President Barack Obama has signed a new law that will give hundreds of thousands of homeowners living in flood-prone areas relief from big jumps in insurance costs.

Lawmakers from both parties supported the measure in response to angry homeowners who faced sharp premium hikes after an overhaul of the government's flood insurance program two years ago.

The House is expected to vote as early as next week to partially repeal a 2012 law that overhauled the National Flood Insurance Program, which is tens of billions of dollars in debt.

The law was meant to make people living in flood-prone areas foot more of the insurance bill. But lawmakers didn't realize how many homeowners would be affected — or how hard they'd be hit.

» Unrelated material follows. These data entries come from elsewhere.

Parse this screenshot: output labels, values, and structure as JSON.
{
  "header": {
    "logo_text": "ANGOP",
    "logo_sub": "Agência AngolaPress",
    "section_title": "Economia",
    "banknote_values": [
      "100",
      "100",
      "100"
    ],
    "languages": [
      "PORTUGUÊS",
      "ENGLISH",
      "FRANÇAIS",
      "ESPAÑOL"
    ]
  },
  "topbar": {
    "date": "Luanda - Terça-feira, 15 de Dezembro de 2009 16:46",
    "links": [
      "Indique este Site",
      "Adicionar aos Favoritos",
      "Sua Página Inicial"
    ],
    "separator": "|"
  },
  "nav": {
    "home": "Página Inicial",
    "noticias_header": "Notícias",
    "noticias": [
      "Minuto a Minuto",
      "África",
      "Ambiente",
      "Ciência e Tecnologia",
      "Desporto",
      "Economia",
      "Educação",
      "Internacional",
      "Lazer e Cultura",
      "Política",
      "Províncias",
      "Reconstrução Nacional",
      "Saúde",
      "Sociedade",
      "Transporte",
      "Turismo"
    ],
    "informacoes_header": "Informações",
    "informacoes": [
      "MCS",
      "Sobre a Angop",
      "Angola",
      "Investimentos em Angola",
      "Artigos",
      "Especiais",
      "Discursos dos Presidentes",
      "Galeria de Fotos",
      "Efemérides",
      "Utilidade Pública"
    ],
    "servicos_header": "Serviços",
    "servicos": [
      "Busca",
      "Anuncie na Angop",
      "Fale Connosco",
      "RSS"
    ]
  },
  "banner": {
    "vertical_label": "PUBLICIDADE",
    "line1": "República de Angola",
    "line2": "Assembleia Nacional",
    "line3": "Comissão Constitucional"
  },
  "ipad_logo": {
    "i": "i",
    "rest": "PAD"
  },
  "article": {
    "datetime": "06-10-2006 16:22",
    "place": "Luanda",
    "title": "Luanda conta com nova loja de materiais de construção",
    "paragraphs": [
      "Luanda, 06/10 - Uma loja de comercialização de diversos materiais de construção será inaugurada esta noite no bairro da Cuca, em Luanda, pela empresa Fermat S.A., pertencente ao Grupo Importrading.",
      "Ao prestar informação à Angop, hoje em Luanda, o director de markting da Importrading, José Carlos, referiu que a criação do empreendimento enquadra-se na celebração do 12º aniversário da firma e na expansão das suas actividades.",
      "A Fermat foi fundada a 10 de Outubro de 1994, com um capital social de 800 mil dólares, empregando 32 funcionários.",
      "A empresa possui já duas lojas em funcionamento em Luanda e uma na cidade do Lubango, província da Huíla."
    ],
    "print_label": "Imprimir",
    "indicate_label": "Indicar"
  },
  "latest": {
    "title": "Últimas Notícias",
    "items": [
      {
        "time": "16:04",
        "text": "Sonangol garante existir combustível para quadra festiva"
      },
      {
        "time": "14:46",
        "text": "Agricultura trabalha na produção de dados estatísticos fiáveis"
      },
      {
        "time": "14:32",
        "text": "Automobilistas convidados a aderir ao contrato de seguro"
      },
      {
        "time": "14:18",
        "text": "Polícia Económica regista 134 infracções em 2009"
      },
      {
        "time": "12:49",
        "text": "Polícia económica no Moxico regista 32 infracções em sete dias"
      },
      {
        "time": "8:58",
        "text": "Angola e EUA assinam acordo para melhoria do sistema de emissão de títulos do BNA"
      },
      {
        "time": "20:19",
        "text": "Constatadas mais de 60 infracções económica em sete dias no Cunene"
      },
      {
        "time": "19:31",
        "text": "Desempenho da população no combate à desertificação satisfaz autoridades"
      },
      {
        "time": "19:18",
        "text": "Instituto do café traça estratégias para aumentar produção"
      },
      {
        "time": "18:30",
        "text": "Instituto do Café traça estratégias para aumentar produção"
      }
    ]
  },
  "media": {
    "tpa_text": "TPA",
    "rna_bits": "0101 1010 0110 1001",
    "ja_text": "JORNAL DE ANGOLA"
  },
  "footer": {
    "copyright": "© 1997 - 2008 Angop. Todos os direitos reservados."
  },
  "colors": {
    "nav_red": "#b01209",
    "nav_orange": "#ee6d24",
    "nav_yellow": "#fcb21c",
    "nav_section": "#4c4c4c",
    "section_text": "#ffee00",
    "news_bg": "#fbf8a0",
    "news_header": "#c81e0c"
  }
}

You can find some of those homeowners in Bayou Gauche, about 30 miles west of New Orleans.

State insurance regulators have rejected a request by State Farm Fire and Casualty Co. to raise homeowners' rates by 16.6 percent.

The rate revision would have affected more than 300,000 policyholders.

Insurance Commissioner Jim Donelon said Monday he declined the company's request after a review found the rate revision not to be actuarially justified.

State Farm spokesman Gary Stephenson says they're disappointed by Donelon's decision. He says the company will continue to work with the department to find a resolution.

The state's property insurer of last resort has proposed raising homeowner's rates an average of 7.7 percent statewide this year.

The Advocate reports the Louisiana Citizens Property Insurance Corp.'s board said Thursday that the rate increase is being driven in part by higher reinsurance costs for coastal areas south of the Gulf Intracoastal Waterway.

Jan. 1 will mark Louisiana Insurance Commissioner Jim Donelon's first day as president of the National Association of Insurance Commissioners.

Donelon said in a statement Friday that the position will help him place Louisiana "at the forefront in the study and development of insurance regulation."

Donelon has been a member of the national trade group since he became commissioner in 2006. He joined the staff of the state's insurance department in 2001, serving as chief deputy commissioner.

Insurance Commissioner Jim Donelon says his department's new online system will make it easier for Louisiana residents to shop for the best insurance rates in their cities.

You can't get quotes for your house and car. The auto insurance guide compares quotes for a 2004, 2007 or 2010 Toyota Camry driven by people of different ages, with different driving records. The homeowners' guide compares premiums for a brick house that's less than one year old or 5, 15 or 25 years old, at varying coverage levels.

A state-run insurance company of last resort has agreed to settle two remaining class-action lawsuits tied to claims handled after hurricanes Katrina and Rita for $61 million.

The board for the Louisiana Citizens Property Insurance Corp. voted unanimously Thursday to settle the long-running lawsuits. Policyholders sued the company over the slow handling of claims after the hurricanes struck in 2005.

The board also authorized company CEO Richard Robertson to put a cap of $4,500 per claim.

The University of Louisiana-Monroe College of Business has been awarded a research contract from the Louisiana Department of Insurance to study and provide support for proposed legislative insurance reforms.

The News-Star reports the research is designed to provide support for proposals to improve the Louisiana insurance market, making insurance more widely available and rates more affordable.

The college has done work on the subject for several years under state contracts.

Homeowners will pay $54 on average next year on their insurance policies to cover bond payments being made by state-backed Louisiana Citizens Property Insurance Corp., which had to borrow nearly $1 billion to pay claims from hurricanes Katrina and Rita.

The board voted Thursday to impose a 3.74 percent assessment on all commercial and personal policyholders in the state starting Jan. 1.